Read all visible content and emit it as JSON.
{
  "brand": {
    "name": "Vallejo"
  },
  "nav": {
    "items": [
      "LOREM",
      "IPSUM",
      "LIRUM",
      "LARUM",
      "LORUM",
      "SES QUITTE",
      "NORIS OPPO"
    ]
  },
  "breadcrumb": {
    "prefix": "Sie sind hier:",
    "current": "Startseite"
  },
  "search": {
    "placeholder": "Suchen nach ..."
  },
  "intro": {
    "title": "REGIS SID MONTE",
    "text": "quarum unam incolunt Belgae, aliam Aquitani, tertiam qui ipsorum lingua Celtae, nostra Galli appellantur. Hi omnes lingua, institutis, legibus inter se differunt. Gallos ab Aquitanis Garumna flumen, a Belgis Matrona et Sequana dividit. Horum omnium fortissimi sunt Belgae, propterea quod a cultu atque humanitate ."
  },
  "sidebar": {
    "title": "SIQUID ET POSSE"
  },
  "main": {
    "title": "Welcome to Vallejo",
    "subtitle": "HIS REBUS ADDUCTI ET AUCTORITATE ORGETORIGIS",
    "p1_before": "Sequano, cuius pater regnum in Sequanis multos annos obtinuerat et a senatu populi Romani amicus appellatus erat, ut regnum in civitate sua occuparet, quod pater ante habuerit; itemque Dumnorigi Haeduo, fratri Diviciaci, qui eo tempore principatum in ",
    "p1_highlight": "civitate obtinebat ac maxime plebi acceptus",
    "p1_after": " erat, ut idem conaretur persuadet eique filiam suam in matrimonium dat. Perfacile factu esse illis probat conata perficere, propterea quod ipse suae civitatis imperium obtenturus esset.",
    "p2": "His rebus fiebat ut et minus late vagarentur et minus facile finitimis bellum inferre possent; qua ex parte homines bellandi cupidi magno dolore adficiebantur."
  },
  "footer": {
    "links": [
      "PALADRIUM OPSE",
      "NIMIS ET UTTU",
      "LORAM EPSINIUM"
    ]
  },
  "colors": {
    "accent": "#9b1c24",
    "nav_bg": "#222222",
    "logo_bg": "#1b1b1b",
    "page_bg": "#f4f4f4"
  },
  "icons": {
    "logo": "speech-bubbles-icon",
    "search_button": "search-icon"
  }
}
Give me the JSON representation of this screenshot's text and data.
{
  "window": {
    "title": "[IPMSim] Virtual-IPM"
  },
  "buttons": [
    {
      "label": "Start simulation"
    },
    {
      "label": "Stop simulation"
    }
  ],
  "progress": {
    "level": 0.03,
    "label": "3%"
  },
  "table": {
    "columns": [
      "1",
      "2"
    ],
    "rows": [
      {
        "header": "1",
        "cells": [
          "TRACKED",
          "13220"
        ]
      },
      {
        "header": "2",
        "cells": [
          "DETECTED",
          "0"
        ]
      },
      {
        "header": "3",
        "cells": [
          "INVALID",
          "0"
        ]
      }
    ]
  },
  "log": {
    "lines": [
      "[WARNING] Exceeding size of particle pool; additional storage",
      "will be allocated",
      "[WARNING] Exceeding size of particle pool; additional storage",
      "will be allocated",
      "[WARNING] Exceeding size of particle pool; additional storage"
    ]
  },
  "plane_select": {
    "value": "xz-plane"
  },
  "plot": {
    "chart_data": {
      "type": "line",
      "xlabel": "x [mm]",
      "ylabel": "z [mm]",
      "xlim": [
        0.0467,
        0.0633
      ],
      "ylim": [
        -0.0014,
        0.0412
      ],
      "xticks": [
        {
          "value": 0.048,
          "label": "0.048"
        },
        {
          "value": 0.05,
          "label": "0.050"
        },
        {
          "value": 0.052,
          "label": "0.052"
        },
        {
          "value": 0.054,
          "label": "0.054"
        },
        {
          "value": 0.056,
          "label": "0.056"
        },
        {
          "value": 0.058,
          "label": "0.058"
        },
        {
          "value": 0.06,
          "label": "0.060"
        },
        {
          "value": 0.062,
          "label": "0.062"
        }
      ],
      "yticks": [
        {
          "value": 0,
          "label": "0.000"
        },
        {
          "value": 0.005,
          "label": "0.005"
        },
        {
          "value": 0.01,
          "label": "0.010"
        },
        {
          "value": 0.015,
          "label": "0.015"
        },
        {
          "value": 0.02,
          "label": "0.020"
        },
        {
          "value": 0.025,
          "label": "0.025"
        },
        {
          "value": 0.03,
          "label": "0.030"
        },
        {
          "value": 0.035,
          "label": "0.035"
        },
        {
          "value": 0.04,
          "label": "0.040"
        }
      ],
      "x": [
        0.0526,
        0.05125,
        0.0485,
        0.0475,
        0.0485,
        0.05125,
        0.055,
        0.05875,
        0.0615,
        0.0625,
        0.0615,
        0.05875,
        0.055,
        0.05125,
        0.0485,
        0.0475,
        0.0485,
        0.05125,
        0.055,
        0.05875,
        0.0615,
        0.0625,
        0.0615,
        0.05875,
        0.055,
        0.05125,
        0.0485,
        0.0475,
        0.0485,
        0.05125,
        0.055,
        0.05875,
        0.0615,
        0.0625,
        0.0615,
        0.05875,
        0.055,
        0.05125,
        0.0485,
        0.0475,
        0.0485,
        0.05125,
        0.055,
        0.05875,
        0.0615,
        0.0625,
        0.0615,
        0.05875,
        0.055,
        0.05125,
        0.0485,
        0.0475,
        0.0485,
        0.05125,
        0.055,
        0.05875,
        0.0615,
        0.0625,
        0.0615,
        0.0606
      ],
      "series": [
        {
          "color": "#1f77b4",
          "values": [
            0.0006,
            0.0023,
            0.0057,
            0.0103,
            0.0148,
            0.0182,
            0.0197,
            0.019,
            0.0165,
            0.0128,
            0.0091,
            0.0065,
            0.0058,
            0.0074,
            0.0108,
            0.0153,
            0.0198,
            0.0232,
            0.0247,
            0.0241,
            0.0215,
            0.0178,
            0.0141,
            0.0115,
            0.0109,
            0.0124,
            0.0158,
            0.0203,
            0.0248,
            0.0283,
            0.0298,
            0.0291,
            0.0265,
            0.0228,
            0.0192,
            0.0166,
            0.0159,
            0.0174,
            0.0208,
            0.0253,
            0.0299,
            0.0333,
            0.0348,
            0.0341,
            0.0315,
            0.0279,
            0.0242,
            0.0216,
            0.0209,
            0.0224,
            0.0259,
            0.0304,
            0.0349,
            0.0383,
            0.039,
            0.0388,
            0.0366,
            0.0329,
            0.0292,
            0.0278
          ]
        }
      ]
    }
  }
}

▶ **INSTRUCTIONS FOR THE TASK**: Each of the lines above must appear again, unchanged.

▶ **TASK ANSWER**:
Read all visible content and emit it as JSON.
{
  "brand": {
    "name": "Vallejo"
  },
  "nav": {
    "items": [
      "LOREM",
      "IPSUM",
      "LIRUM",
      "LARUM",
      "LORUM",
      "SES QUITTE",
      "NORIS OPPO"
    ]
  },
  "breadcrumb": {
    "prefix": "Sie sind hier:",
    "current": "Startseite"
  },
  "search": {
    "placeholder": "Suchen nach ..."
  },
  "intro": {
    "title": "REGIS SID MONTE",
    "text": "quarum unam incolunt Belgae, aliam Aquitani, tertiam qui ipsorum lingua Celtae, nostra Galli appellantur. Hi omnes lingua, institutis, legibus inter se differunt. Gallos ab Aquitanis Garumna flumen, a Belgis Matrona et Sequana dividit. Horum omnium fortissimi sunt Belgae, propterea quod a cultu atque humanitate ."
  },
  "sidebar": {
    "title": "SIQUID ET POSSE"
  },
  "main": {
    "title": "Welcome to Vallejo",
    "subtitle": "HIS REBUS ADDUCTI ET AUCTORITATE ORGETORIGIS",
    "p1_before": "Sequano, cuius pater regnum in Sequanis multos annos obtinuerat et a senatu populi Romani amicus appellatus erat, ut regnum in civitate sua occuparet, quod pater ante habuerit; itemque Dumnorigi Haeduo, fratri Diviciaci, qui eo tempore principatum in ",
    "p1_highlight": "civitate obtinebat ac maxime plebi acceptus",
    "p1_after": " erat, ut idem conaretur persuadet eique filiam suam in matrimonium dat. Perfacile factu esse illis probat conata perficere, propterea quod ipse suae civitatis imperium obtenturus esset.",
    "p2": "His rebus fiebat ut et minus late vagarentur et minus facile finitimis bellum inferre possent; qua ex parte homines bellandi cupidi magno dolore adficiebantur."
  },
  "footer": {
    "links": [
      "PALADRIUM OPSE",
      "NIMIS ET UTTU",
      "LORAM EPSINIUM"
    ]
  },
  "colors": {
    "accent": "#9b1c24",
    "nav_bg": "#222222",
    "logo_bg": "#1b1b1b",
    "page_bg": "#f4f4f4"
  },
  "icons": {
    "logo": "speech-bubbles-icon",
    "search_button": "search-icon"
  }
}
Give me the JSON representation of this screenshot's text and data.
{
  "window": {
    "title": "[IPMSim] Virtual-IPM"
  },
  "buttons": [
    {
      "label": "Start simulation"
    },
    {
      "label": "Stop simulation"
    }
  ],
  "progress": {
    "level": 0.03,
    "label": "3%"
  },
  "table": {
    "columns": [
      "1",
      "2"
    ],
    "rows": [
      {
        "header": "1",
        "cells": [
          "TRACKED",
          "13220"
        ]
      },
      {
        "header": "2",
        "cells": [
          "DETECTED",
          "0"
        ]
      },
      {
        "header": "3",
        "cells": [
          "INVALID",
          "0"
        ]
      }
    ]
  },
  "log": {
    "lines": [
      "[WARNING] Exceeding size of particle pool; additional storage",
      "will be allocated",
      "[WARNING] Exceeding size of particle pool; additional storage",
      "will be allocated",
      "[WARNING] Exceeding size of particle pool; additional storage"
    ]
  },
  "plane_select": {
    "value": "xz-plane"
  },
  "plot": {
    "chart_data": {
      "type": "line",
      "xlabel": "x [mm]",
      "ylabel": "z [mm]",
      "xlim": [
        0.0467,
        0.0633
      ],
      "ylim": [
        -0.0014,
        0.0412
      ],
      "xticks": [
        {
          "value": 0.048,
          "label": "0.048"
        },
        {
          "value": 0.05,
          "label": "0.050"
        },
        {
          "value": 0.052,
          "label": "0.052"
        },
        {
          "value": 0.054,
          "label": "0.054"
        },
        {
          "value": 0.056,
          "label": "0.056"
        },
        {
          "value": 0.058,
          "label": "0.058"
        },
        {
          "value": 0.06,
          "label": "0.060"
        },
        {
          "value": 0.062,
          "label": "0.062"
        }
      ],
      "yticks": [
        {
          "value": 0,
          "label": "0.000"
        },
        {
          "value": 0.005,
          "label": "0.005"
        },
        {
          "value": 0.01,
          "label": "0.010"
        },
        {
          "value": 0.015,
          "label": "0.015"
        },
        {
          "value": 0.02,
          "label": "0.020"
        },
        {
          "value": 0.025,
          "label": "0.025"
        },
        {
          "value": 0.03,
          "label": "0.030"
        },
        {
          "value": 0.035,
          "label": "0.035"
        },
        {
          "value": 0.04,
          "label": "0.040"
        }
      ],
      "x": [
        0.0526,
        0.05125,
        0.0485,
        0.0475,
        0.0485,
        0.05125,
        0.055,
        0.05875,
        0.0615,
        0.0625,
        0.0615,
        0.05875,
        0.055,
        0.05125,
        0.0485,
        0.0475,
        0.0485,
        0.05125,
        0.055,
        0.05875,
        0.0615,
        0.0625,
        0.0615,
        0.05875,
        0.055,
        0.05125,
        0.0485,
        0.0475,
        0.0485,
        0.05125,
        0.055,
        0.05875,
        0.0615,
        0.0625,
        0.0615,
        0.05875,
        0.055,
        0.05125,
        0.0485,
        0.0475,
        0.0485,
        0.05125,
        0.055,
        0.05875,
        0.0615,
        0.0625,
        0.0615,
        0.05875,
        0.055,
        0.05125,
        0.0485,
        0.0475,
        0.0485,
        0.05125,
        0.055,
        0.05875,
        0.0615,
        0.0625,
        0.0615,
        0.0606
      ],
      "series": [
        {
          "color": "#1f77b4",
          "values": [
            0.0006,
            0.0023,
            0.0057,
            0.0103,
            0.0148,
            0.0182,
            0.0197,
            0.019,
            0.0165,
            0.0128,
            0.0091,
            0.0065,
            0.0058,
            0.0074,
            0.0108,
            0.0153,
            0.0198,
            0.0232,
            0.0247,
            0.0241,
            0.0215,
            0.0178,
            0.0141,
            0.0115,
            0.0109,
            0.0124,
            0.0158,
            0.0203,
            0.0248,
            0.0283,
            0.0298,
            0.0291,
            0.0265,
            0.0228,
            0.0192,
            0.0166,
            0.0159,
            0.0174,
            0.0208,
            0.0253,
            0.0299,
            0.0333,
            0.0348,
            0.0341,
            0.0315,
            0.0279,
            0.0242,
            0.0216,
            0.0209,
            0.0224,
            0.0259,
            0.0304,
            0.0349,
            0.0383,
            0.039,
            0.0388,
            0.0366,
            0.0329,
            0.0292,
            0.0278
          ]
        }
      ]
    }
  }
}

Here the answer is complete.